BBC NEWS Americas Africa Europe Middle East South Asia Asia Pacific Arabic Spanish Russian Chinese Welsh

 You are in:  World: Americas
Front Page 
Middle East 
South Asia 
From Our Own Correspondent 
Letter From America 
UK Politics 
Talking Point 
In Depth 

Commonwealth Games 2002

BBC Sport

BBC Weather

Thursday, 16 May, 2002, 10:28 GMT 11:28 UK
Bush was warned of plane hijackings
Workers in the remains of the World Trade Center in New York
About 3,000 people died on 11 September
President George W Bush put US security agencies on alert last summer after receiving intelligence reports that Osama Bin Laden was planning to hijack American aircraft.

The alert was revealed by White House spokesman Ari Fleischer, who said that the information was passed to the president during routine intelligence briefings and the "appropriate agencies" were notified.

No public warning was given.

US President George W Bush
Bush: Warned of "general threats"
The US intelligence community has already been heavily criticised for its failure to detect warning signs of the 11 September suicide attacks on New York and Washington.

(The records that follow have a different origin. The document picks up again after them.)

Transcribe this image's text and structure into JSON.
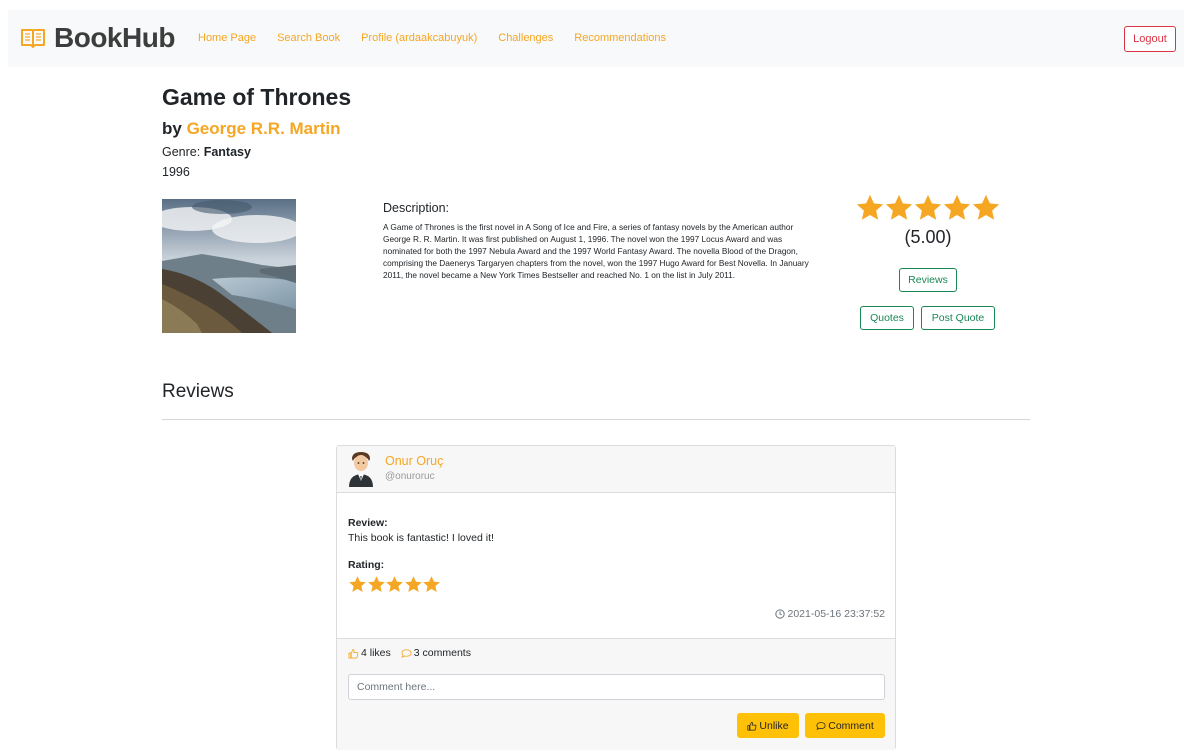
{
  "nav": {
    "brand": "BookHub",
    "brand_icon": "open-book-icon",
    "links": [
      "Home Page",
      "Search Book",
      "Profile (ardaakcabuyuk)",
      "Challenges",
      "Recommendations"
    ],
    "logout": "Logout"
  },
  "colors": {
    "accent": "#f5a623",
    "success": "#198754",
    "danger": "#dc3545",
    "warning": "#ffc107"
  },
  "book": {
    "title": "Game of Thrones",
    "by_prefix": "by ",
    "author": "George R.R. Martin",
    "genre_label": "Genre: ",
    "genre": "Fantasy",
    "year": "1996",
    "description_title": "Description:",
    "description": "A Game of Thrones is the first novel in A Song of Ice and Fire, a series of fantasy novels by the American author George R. R. Martin. It was first published on August 1, 1996. The novel won the 1997 Locus Award and was nominated for both the 1997 Nebula Award and the 1997 World Fantasy Award. The novella Blood of the Dragon, comprising the Daenerys Targaryen chapters from the novel, won the 1997 Hugo Award for Best Novella. In January 2011, the novel became a New York Times Bestseller and reached No. 1 on the list in July 2011.",
    "star_rating": 5,
    "average_rating": "(5.00)",
    "reviews_button": "Reviews",
    "quotes_button": "Quotes",
    "post_quote_button": "Post Quote"
  },
  "reviews_section": {
    "heading": "Reviews",
    "items": [
      {
        "name": "Onur Oruç",
        "handle": "@onuroruc",
        "review_label": "Review:",
        "review_text": "This book is fantastic! I loved it!",
        "rating_label": "Rating:",
        "stars": 5,
        "timestamp": "2021-05-16 23:37:52",
        "likes": "4 likes",
        "comments": "3 comments",
        "comment_placeholder": "Comment here...",
        "unlike_button": "Unlike",
        "comment_button": "Comment"
      }
    ]
  }
}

The attacks, which saw hijacked aircraft flown into the World Trade Center and the Pentagon, are believed to have been carried out by Bin Laden's al-Qaeda terror group.

However, Mr Fleischer said the information received by the president dealt with conventional hijackings - not the use of planes as missiles to attack buildings.

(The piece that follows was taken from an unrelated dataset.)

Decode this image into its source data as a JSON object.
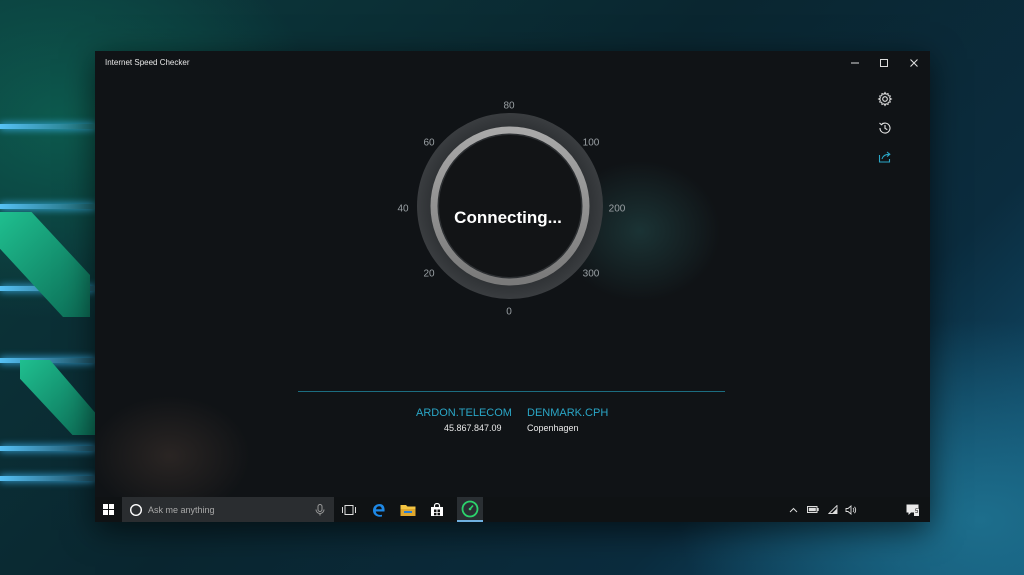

"We had general threats involving Osama Bin Laden around the world and including in the United States," he said.

Former CIA field officer Robert Baer told the BBC that alerts of this severity were received by the White House all the time.

"These unfocused threats are always sent up through the system and the system is so risk averse that rather than trying to make the judgment at a lower level, they send everything to the White House"

But BBC Washington correspondent Justin Webb says the timing of this admission is significant, as a congressional committee is about to start hearings into intelligence failings before 11 September.

The White House did not want to be put on the defensive with leaks about what the president knew, our correspondent says.

Flight school warning

Meanwhile, the White House has denied that a memo last July from the Federal Bureau of Investigation's Arizona office could have prevented the attacks had it been acted on.

The memo is reported to have warned that groups like al-Qaeda might have sent students to flight schools in the US, but none of the people identified in the document had any connection with the attacks.

Zacharias Moussaoui
Zacharias Moussaoui: Awaiting trial
Even though the memo was reviewed, the FBI did not take any action on its central recommendation - that flight school records and visa applications by foreign students be cross-referenced.

And the agency did not connect the memo with the case of Zacharias Moussaoui, a Frenchman of Moroccan descent who was arrested in August after seeking flight training in Minnesota - and saying he was not particularly interested in learning to land aeroplanes.

Mr Moussaoui is facing trial in the US, accused of conspiring with Bin Laden, the hijackers and others to commit the 11 September attacks.

The FBI Director, Robert Mueller, has repeatedly said he wished agents had acted more aggressively in putting the Arizona and Minnesota leads together.

Following the attacks, the FBI is to create a special counter-terrorism unit to oversee all its terrorism investigations.

A Washington-based "super-squad" will be made up of hundreds of agents and analysts, as well as an office of intelligence, headed by a former employee of the Central Intelligence Agency.

The BBC's Steve Kingstone reports from Washington
"The warning was not made public"
See also:

15 May 02 | South Asia
Pakistan steps up al-Qaeda search
23 Apr 02 | Americas
US terror suspect demands new lawyer
20 Apr 02 | Americas
FBI puts banks on terror alert
Internet links:

The BBC is not responsible for the content of external internet sites

Links to more Americas stories are at the foot of the page.

E-mail this story to a friend

Links to more Americas stories